Investors are growing cautious as we approach the fourth quarter – and their trepidation is justified.
Here’s a brief summary of the situation: There is a potential global financial crisis stemming from the Chinese property market meltdown, supply-chain bottlenecks are growing worse, Q3 earnings warnings are being reported from many large corporations, interest rates are rising, inflation is at a 40-year high, tax hikes are coming in 2022, and the threat of a U.S. debt default still hangs in the air until the end of November.
The macroeconomic situation today is one of stagflation. Meaning, inflation rates are higher than normal at the same time GDP growth is slowing. To this point, the data shows that 6.2 million people lost their benefits in the week of Sept. 11, as most government pandemic unemployment relief programs expired. These people all need to find a job, and quickly to supplant that huge government weekly stipend that is now gone. Instead, we find that weekly layoffs are consistently higher than any other time since before the pandemic all the way back through 2015. And, we see that only 194,000 net new jobs were added during the month of September.
Capital Economics has this to say about the situation:
“With the labor force still 3 million individuals lower than it was in February 2020, and surveys suggesting that the number who don’t want a job is increasing, it’s looking more and more likely that labor supply has suffered a permanent hit from the pandemic.”
We also note that the Q3 GDP growth estimate from the highly accurate Atlanta fed plunged to just 1.3%, from the 6.7% pace of growth recorded by the BEA during Q2.
So, it is stagflation for now. But deflation is just a few quarters away because there is a demand shock set to occur stemming from plunging asset prices. The stock market’s recent volatility can be likened to a typical pothole in the pavement. However, a huge crater has formed just down the road. The perfect storm for the stock market and economy is in full development and should hit the U.S. by the second quarter of next year.
Here are a few more details on what we are facing very soon. We have the baneful conditions of higher taxes coming next year on capital creators and its formation, higher interest rates, and higher inflation than what has been witnessed for the past few decades. Not only this, but we have the world’s second-biggest economy (China) that has seen its economic growth derailed by the collapse of its real estate bubble, which has been the very foundation of its growth for the past 20 years. In fact, China’s factory output fell into contraction in September, indicating the economy is already faltering. Then, you add in the dysfunction in D.C., which is unable to agree on another massive fiscal stimulus package. Meaning, government deficit spending, which was 18% of GDP ($3.7 trillion) in 2020, and 16% of GDP ($3.1 trillion) in 2021, will plunge to a still awful, but just about 5% of GDP ($1.2 trillion) in 2022, according to the non-partisan CBO.
Of course, it should be abundantly clear that monetizing huge government deficits actually harms economic growth in the long term.

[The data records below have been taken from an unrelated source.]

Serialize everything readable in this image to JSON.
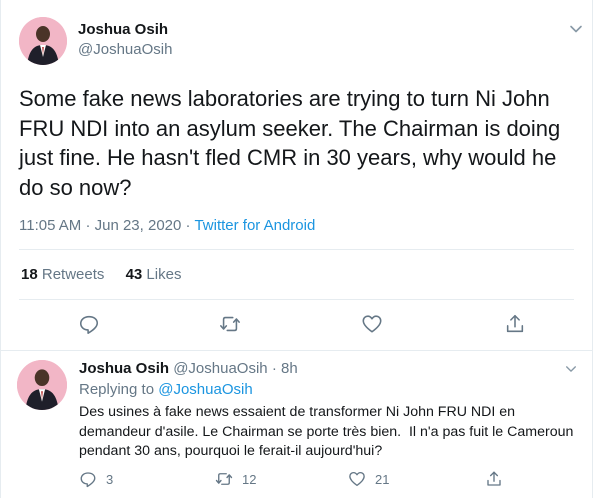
{
  "main_tweet": {
    "author_name": "Joshua Osih",
    "author_handle": "@JoshuaOsih",
    "text": "Some fake news laboratories are trying to turn Ni John FRU NDI into an asylum seeker. The Chairman is doing just fine. He hasn't fled CMR in 30 years, why would he do so now?",
    "time": "11:05 AM",
    "date": "Jun 23, 2020",
    "dot": "·",
    "source": "Twitter for Android",
    "retweets_count": "18",
    "retweets_label": "Retweets",
    "likes_count": "43",
    "likes_label": "Likes",
    "icons": [
      "reply-icon",
      "retweet-icon",
      "like-icon",
      "share-icon",
      "chevron-down-icon"
    ]
  },
  "reply_tweet": {
    "author_name": "Joshua Osih",
    "author_handle": "@JoshuaOsih",
    "dot": "·",
    "age": "8h",
    "replying_prefix": "Replying to",
    "replying_to": "@JoshuaOsih",
    "text": "Des usines à fake news essaient de transformer Ni John FRU NDI en demandeur d'asile. Le Chairman se porte très bien.  Il n'a pas fuit le Cameroun pendant 30 ans, pourquoi le ferait-il aujourd'hui?",
    "reply_count": "3",
    "retweet_count": "12",
    "like_count": "21"
  },
  "colors": {
    "link": "#1b95e0",
    "muted": "#657786",
    "text": "#14171a",
    "divider": "#e6ecf0"
  }
}
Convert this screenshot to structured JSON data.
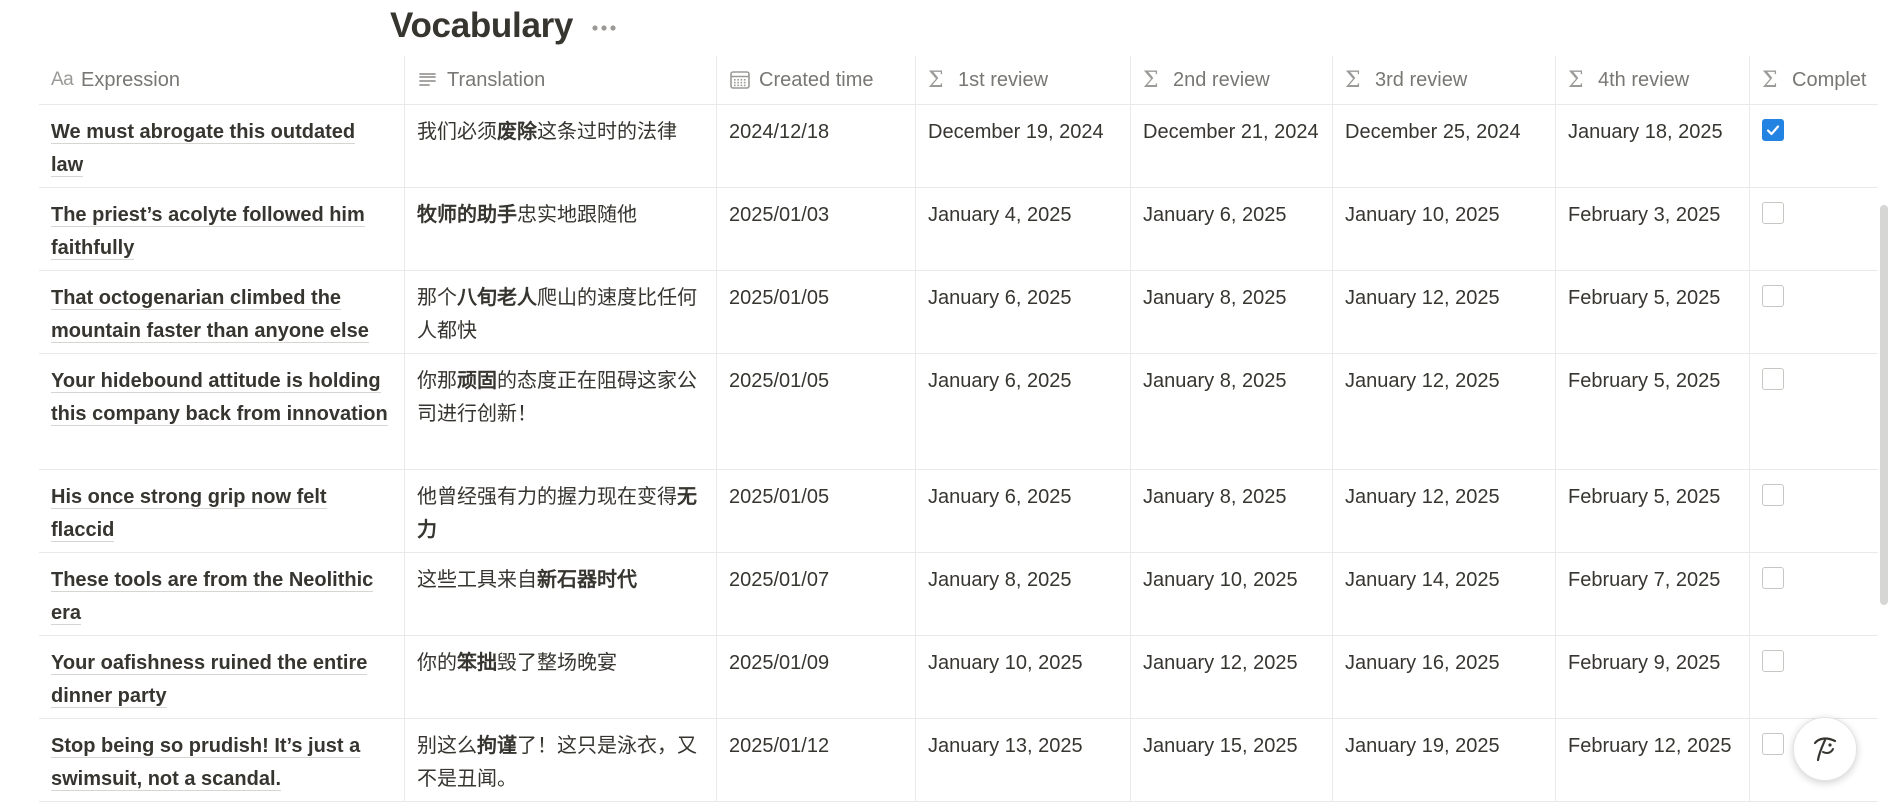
{
  "page": {
    "title": "Vocabulary"
  },
  "colors": {
    "accent": "#2383e2",
    "text": "#37352f",
    "muted": "#787774",
    "border": "#e9e9e7"
  },
  "columns": [
    {
      "label": "Expression",
      "icon": "title-property-icon"
    },
    {
      "label": "Translation",
      "icon": "text-property-icon"
    },
    {
      "label": "Created time",
      "icon": "calendar-icon"
    },
    {
      "label": "1st review",
      "icon": "formula-icon"
    },
    {
      "label": "2nd review",
      "icon": "formula-icon"
    },
    {
      "label": "3rd review",
      "icon": "formula-icon"
    },
    {
      "label": "4th review",
      "icon": "formula-icon"
    },
    {
      "label": "Complet",
      "icon": "formula-icon"
    }
  ],
  "rows": [
    {
      "expression": "We must abrogate this outdated law",
      "translation": [
        [
          "我们必须",
          0
        ],
        [
          "废除",
          1
        ],
        [
          "这条过时的法律",
          0
        ]
      ],
      "created": "2024/12/18",
      "r1": "December 19, 2024",
      "r2": "December 21, 2024",
      "r3": "December 25, 2024",
      "r4": "January 18, 2025",
      "complete": true
    },
    {
      "expression": "The priest’s acolyte followed him faithfully",
      "translation": [
        [
          "牧师的助手",
          1
        ],
        [
          "忠实地跟随他",
          0
        ]
      ],
      "created": "2025/01/03",
      "r1": "January 4, 2025",
      "r2": "January 6, 2025",
      "r3": "January 10, 2025",
      "r4": "February 3, 2025",
      "complete": false
    },
    {
      "expression": "That octogenarian climbed the mountain faster than anyone else",
      "translation": [
        [
          "那个",
          0
        ],
        [
          "八旬老人",
          1
        ],
        [
          "爬山的速度比任何人都快",
          0
        ]
      ],
      "created": "2025/01/05",
      "r1": "January 6, 2025",
      "r2": "January 8, 2025",
      "r3": "January 12, 2025",
      "r4": "February 5, 2025",
      "complete": false
    },
    {
      "expression": "Your hidebound attitude is holding this company back from innovation",
      "translation": [
        [
          "你那",
          0
        ],
        [
          "顽固",
          1
        ],
        [
          "的态度正在阻碍这家公司进行创新！",
          0
        ]
      ],
      "created": "2025/01/05",
      "r1": "January 6, 2025",
      "r2": "January 8, 2025",
      "r3": "January 12, 2025",
      "r4": "February 5, 2025",
      "complete": false
    },
    {
      "expression": "His once strong grip now felt flaccid",
      "translation": [
        [
          "他曾经强有力的握力现在变得",
          0
        ],
        [
          "无力",
          1
        ]
      ],
      "created": "2025/01/05",
      "r1": "January 6, 2025",
      "r2": "January 8, 2025",
      "r3": "January 12, 2025",
      "r4": "February 5, 2025",
      "complete": false
    },
    {
      "expression": "These tools are from the Neolithic era",
      "translation": [
        [
          "这些工具来自",
          0
        ],
        [
          "新石器时代",
          1
        ]
      ],
      "created": "2025/01/07",
      "r1": "January 8, 2025",
      "r2": "January 10, 2025",
      "r3": "January 14, 2025",
      "r4": "February 7, 2025",
      "complete": false
    },
    {
      "expression": "Your oafishness ruined the entire dinner party",
      "translation": [
        [
          "你的",
          0
        ],
        [
          "笨拙",
          1
        ],
        [
          "毁了整场晚宴",
          0
        ]
      ],
      "created": "2025/01/09",
      "r1": "January 10, 2025",
      "r2": "January 12, 2025",
      "r3": "January 16, 2025",
      "r4": "February 9, 2025",
      "complete": false
    },
    {
      "expression": "Stop being so prudish! It’s just a swimsuit, not a scandal.",
      "translation": [
        [
          "别这么",
          0
        ],
        [
          "拘谨",
          1
        ],
        [
          "了！这只是泳衣，又不是丑闻。",
          0
        ]
      ],
      "created": "2025/01/12",
      "r1": "January 13, 2025",
      "r2": "January 15, 2025",
      "r3": "January 19, 2025",
      "r4": "February 12, 2025",
      "complete": false
    }
  ]
}
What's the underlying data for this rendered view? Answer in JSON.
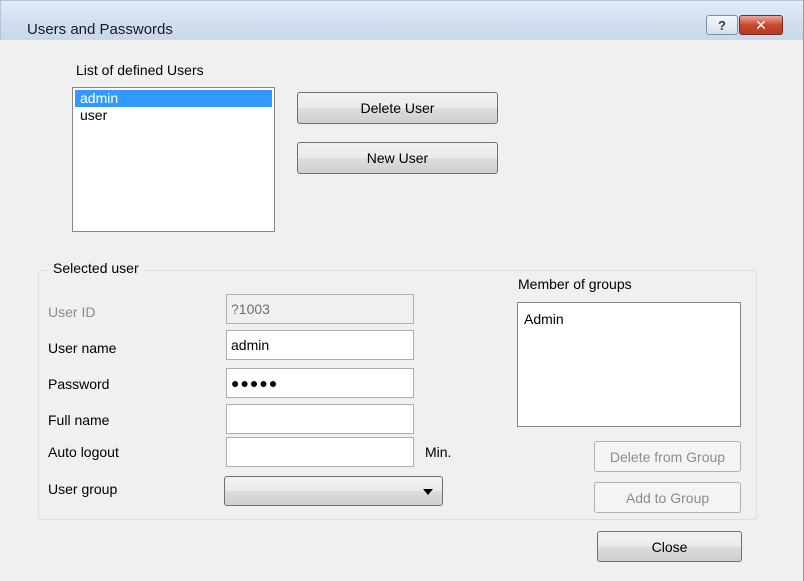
{
  "window": {
    "title": "Users and Passwords",
    "help_label": "?",
    "close_label": "✕"
  },
  "users_section": {
    "label": "List of defined Users",
    "users": [
      "admin",
      "user"
    ],
    "selected_user": "admin",
    "delete_user_label": "Delete User",
    "new_user_label": "New User"
  },
  "selected_user": {
    "legend": "Selected user",
    "user_id_label": "User ID",
    "user_id_value": "?1003",
    "user_name_label": "User name",
    "user_name_value": "admin",
    "password_label": "Password",
    "password_value": "●●●●●",
    "full_name_label": "Full name",
    "full_name_value": "",
    "auto_logout_label": "Auto logout",
    "auto_logout_value": "",
    "auto_logout_unit": "Min.",
    "user_group_label": "User group",
    "user_group_value": ""
  },
  "groups": {
    "label": "Member of groups",
    "items": [
      "Admin"
    ],
    "delete_from_group_label": "Delete from Group",
    "add_to_group_label": "Add to Group"
  },
  "footer": {
    "close_label": "Close"
  },
  "colors": {
    "selection": "#3399ff",
    "close_button": "#c8472f",
    "dialog_bg": "#f0f0f0"
  }
}
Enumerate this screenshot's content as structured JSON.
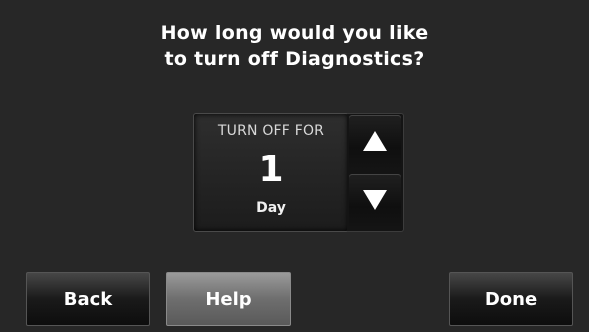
{
  "screen": {
    "title_line1": "How long would you like",
    "title_line2": "to turn off Diagnostics?"
  },
  "duration_panel": {
    "label": "TURN OFF FOR",
    "value": "1",
    "unit": "Day"
  },
  "controls": {
    "up_icon": "triangle-up-icon",
    "down_icon": "triangle-down-icon"
  },
  "footer": {
    "back_label": "Back",
    "help_label": "Help",
    "done_label": "Done"
  },
  "colors": {
    "background": "#272727",
    "text": "#ffffff",
    "help_button": "#7a7a7a"
  }
}
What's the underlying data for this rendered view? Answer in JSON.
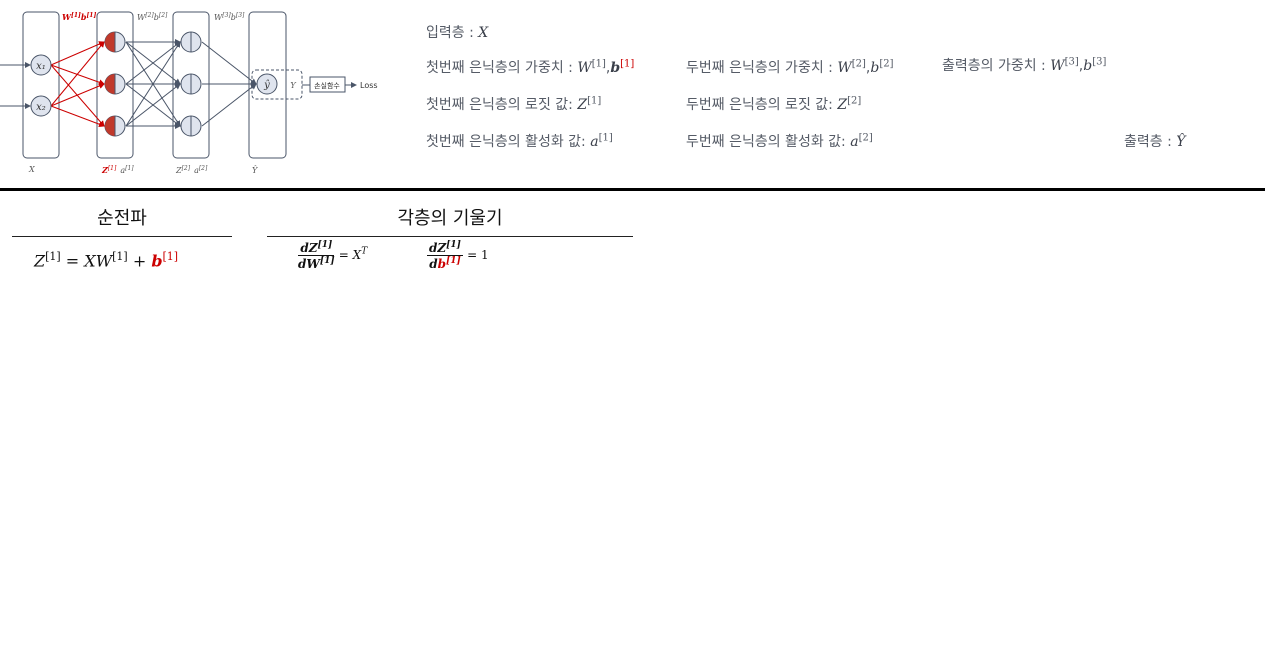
{
  "diagram": {
    "top_labels": {
      "w1": "W",
      "w1_sup": "[1]",
      "b1": "b",
      "b1_sup": "[1]",
      "w2": "W",
      "w2_sup": "[2]",
      "b2": "b",
      "b2_sup": "[2]",
      "w3": "W",
      "w3_sup": "[3]",
      "b3": "b",
      "b3_sup": "[3]"
    },
    "inputs": [
      "x₁",
      "x₂"
    ],
    "output_node": "ŷ",
    "target_label": "Y",
    "loss_box": "손실함수",
    "loss_label": "Loss",
    "bottom_labels": {
      "x": "X",
      "z1": "Z",
      "z1_sup": "[1]",
      "a1": "a",
      "a1_sup": "[1]",
      "z2": "Z",
      "z2_sup": "[2]",
      "a2": "a",
      "a2_sup": "[2]",
      "yhat": "Ŷ"
    },
    "colors": {
      "accent": "#cc0000",
      "node_fill": "#dfe4ee",
      "stroke": "#4a5568",
      "red_half": "#c0392b"
    }
  },
  "legend": {
    "input_layer": {
      "label": "입력층 :",
      "symbol": "X"
    },
    "hidden1_weights": {
      "label": "첫번째 은닉층의 가중치 :",
      "w": "W",
      "w_sup": "[1]",
      "sep": ",",
      "b": "b",
      "b_sup": "[1]"
    },
    "hidden2_weights": {
      "label": "두번째 은닉층의 가중치 :",
      "w": "W",
      "w_sup": "[2]",
      "sep": ",",
      "b": "b",
      "b_sup": "[2]"
    },
    "output_weights": {
      "label": "출력층의 가중치 :",
      "w": "W",
      "w_sup": "[3]",
      "sep": ",",
      "b": "b",
      "b_sup": "[3]"
    },
    "hidden1_logit": {
      "label": "첫번째 은닉층의 로짓 값:",
      "sym": "Z",
      "sup": "[1]"
    },
    "hidden2_logit": {
      "label": "두번째 은닉층의 로짓 값:",
      "sym": "Z",
      "sup": "[2]"
    },
    "hidden1_activation": {
      "label": "첫번째 은닉층의 활성화 값:",
      "sym": "a",
      "sup": "[1]"
    },
    "hidden2_activation": {
      "label": "두번째 은닉층의 활성화 값:",
      "sym": "a",
      "sup": "[2]"
    },
    "output_layer": {
      "label": "출력층 :",
      "sym": "Ŷ"
    }
  },
  "sections": {
    "forward": {
      "title": "순전파",
      "eq": {
        "lhs": "Z",
        "lhs_sup": "[1]",
        "eqsign": " = ",
        "x": "XW",
        "w_sup": "[1]",
        "plus": " + ",
        "b": "b",
        "b_sup": "[1]"
      }
    },
    "gradients": {
      "title": "각층의 기울기",
      "g1": {
        "num": "dZ",
        "num_sup": "[1]",
        "den": "dW",
        "den_sup": "[1]",
        "rhs": "= X",
        "rhs_sup": "T"
      },
      "g2": {
        "num": "dZ",
        "num_sup": "[1]",
        "den_d": "d",
        "den_b": "b",
        "den_sup": "[1]",
        "rhs": "= 1"
      }
    }
  }
}
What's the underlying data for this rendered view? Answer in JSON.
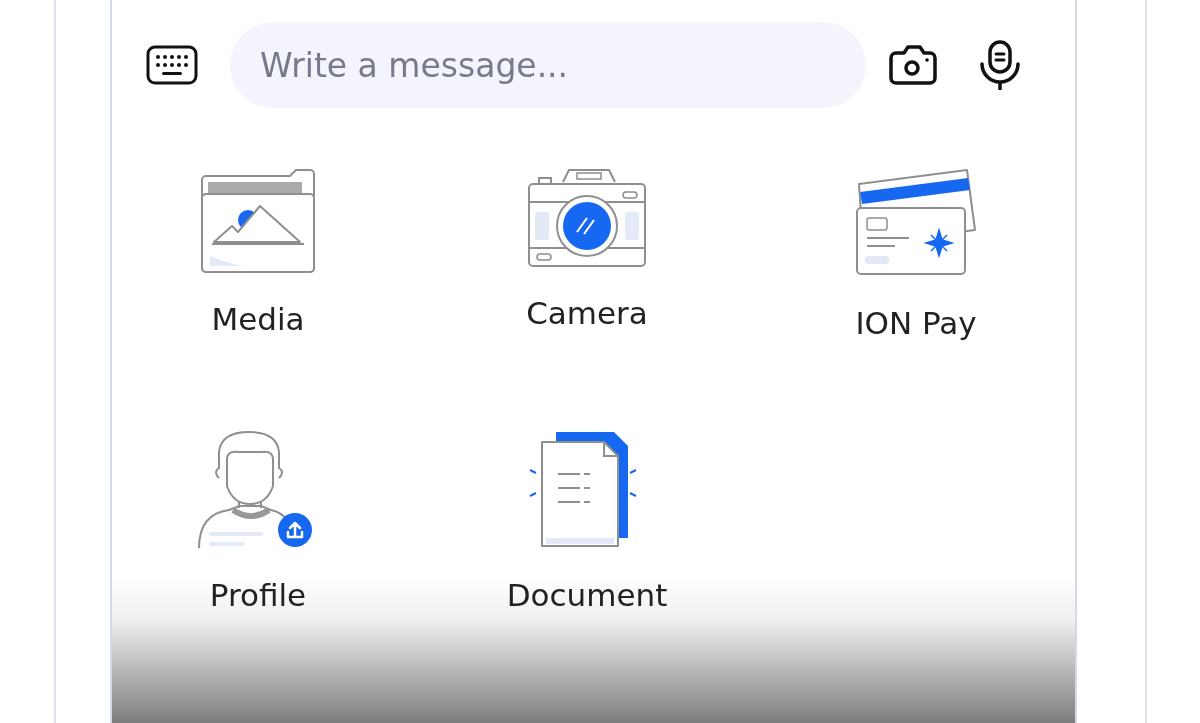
{
  "composer": {
    "placeholder": "Write a message..."
  },
  "attachments": [
    {
      "kind": "media",
      "label": "Media"
    },
    {
      "kind": "camera",
      "label": "Camera"
    },
    {
      "kind": "pay",
      "label": "ION Pay"
    },
    {
      "kind": "profile",
      "label": "Profile"
    },
    {
      "kind": "document",
      "label": "Document"
    }
  ]
}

However, printing a massive amount of new money and handing it directly to consumers and businesses does, in the short term, cause an economic adrenalin rush to occur. The payback from that will be acutely felt next year.
Hence, the biggest fiscal cliff since the end of the Second World War will hit GDP at the very same time the Fed will be forced to tighten monetary policy due to the highest rates of inflation in the past 40 years – leading to the biggest monetary cliff on record. Namely, our central bank has printed $4.4 trillion (an average of $250 billion worth of new money creation each month) over the past 18 months. But Fed Chair Jerome Powell has already indicated the central bank should be printing zero new dollars by the middle of next year, which will set the table for rate hikes towards the end of 2022. All of these things will collide into the most overvalued stock market in history – and by a humongous margin. The total market cap of equities as a percentage of GDP is 200% today, while the average is 80%. And, the previous peak was 140%, which was reached at the apex of the Great NASDAQ bubble in 2000. As a reminder, from that level the S&P lost 50% and tech stocks plunged by 80% from 2000-2002.
So, for now, it is just an ordinary and pedestrian decline for the stock market to endure that will be marked by extreme volatility in both directions. However, investors should prepare to short high-beta stocks and junk bonds when the timing is appropriate. Buckle (NYSE:) up. Another crash is coming. The question is, will investors continue to have faith in the 60/40 stock and bond portfolio if equities are plunging and the bond ballast is broken? Or, will they proactively prepare to dynamically adjust their portfolios to protect and profit from the great reconciliation of fixed income and equity prices that lies just ahead?